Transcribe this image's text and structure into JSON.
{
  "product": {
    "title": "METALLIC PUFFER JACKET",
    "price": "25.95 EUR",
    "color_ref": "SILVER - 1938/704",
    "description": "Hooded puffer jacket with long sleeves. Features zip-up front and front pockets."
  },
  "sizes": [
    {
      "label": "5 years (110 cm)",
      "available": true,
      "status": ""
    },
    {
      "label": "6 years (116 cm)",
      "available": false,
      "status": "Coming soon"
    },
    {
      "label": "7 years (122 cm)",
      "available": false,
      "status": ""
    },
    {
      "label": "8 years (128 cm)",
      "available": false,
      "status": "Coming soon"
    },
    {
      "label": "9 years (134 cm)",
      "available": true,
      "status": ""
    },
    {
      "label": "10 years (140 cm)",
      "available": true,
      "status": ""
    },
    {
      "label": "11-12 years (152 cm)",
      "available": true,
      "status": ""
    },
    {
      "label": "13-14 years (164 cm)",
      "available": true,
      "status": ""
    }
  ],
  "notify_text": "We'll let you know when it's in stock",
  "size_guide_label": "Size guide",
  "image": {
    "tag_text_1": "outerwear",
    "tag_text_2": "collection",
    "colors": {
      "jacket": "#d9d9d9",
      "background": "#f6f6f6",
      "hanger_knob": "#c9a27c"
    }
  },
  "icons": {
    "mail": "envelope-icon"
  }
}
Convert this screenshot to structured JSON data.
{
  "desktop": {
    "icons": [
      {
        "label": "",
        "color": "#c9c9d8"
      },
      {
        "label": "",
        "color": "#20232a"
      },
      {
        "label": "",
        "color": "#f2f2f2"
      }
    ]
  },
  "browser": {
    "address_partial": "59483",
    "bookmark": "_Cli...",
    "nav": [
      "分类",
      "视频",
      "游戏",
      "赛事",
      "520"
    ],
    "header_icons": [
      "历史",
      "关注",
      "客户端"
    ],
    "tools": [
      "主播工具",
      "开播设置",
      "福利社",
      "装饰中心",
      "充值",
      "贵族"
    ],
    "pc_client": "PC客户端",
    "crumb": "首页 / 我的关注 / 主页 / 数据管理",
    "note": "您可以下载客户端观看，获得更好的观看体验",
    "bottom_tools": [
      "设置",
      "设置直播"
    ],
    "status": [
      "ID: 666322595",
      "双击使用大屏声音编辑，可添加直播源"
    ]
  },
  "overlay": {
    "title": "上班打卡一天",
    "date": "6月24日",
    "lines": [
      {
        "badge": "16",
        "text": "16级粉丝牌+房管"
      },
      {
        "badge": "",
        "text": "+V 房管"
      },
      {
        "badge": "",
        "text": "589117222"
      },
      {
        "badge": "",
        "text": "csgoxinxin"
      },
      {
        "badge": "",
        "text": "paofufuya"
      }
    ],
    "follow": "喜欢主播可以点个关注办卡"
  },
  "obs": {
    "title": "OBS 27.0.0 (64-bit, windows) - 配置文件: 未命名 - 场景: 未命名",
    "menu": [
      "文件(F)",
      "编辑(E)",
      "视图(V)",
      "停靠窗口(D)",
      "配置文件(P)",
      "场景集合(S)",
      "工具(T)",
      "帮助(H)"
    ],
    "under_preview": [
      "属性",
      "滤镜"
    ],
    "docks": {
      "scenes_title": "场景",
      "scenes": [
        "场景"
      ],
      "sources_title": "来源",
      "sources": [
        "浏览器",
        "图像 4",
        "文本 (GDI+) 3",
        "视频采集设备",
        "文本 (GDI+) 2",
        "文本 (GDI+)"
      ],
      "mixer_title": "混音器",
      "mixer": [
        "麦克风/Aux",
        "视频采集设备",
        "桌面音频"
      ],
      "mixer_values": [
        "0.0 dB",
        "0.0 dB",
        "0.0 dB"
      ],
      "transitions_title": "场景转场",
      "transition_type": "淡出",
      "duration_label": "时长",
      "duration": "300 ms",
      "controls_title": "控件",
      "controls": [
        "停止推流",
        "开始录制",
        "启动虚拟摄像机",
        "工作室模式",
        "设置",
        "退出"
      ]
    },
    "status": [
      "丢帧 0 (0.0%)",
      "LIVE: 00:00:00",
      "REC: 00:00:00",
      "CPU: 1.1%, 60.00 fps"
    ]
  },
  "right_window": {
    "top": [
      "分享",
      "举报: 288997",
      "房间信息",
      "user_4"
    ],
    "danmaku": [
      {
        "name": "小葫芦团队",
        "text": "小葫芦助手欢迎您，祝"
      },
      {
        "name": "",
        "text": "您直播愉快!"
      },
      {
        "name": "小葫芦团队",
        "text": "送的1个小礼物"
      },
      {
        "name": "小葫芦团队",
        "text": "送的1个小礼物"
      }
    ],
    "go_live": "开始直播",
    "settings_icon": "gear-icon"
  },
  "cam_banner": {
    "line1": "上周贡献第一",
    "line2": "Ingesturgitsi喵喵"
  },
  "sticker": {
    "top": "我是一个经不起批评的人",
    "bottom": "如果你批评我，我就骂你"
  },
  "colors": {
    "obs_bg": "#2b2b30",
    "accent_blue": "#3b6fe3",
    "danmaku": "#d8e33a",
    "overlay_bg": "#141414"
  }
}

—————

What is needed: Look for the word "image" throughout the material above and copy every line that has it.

Solution to the exercise:
Transcribe this image's text and structure into JSON.
  "image": {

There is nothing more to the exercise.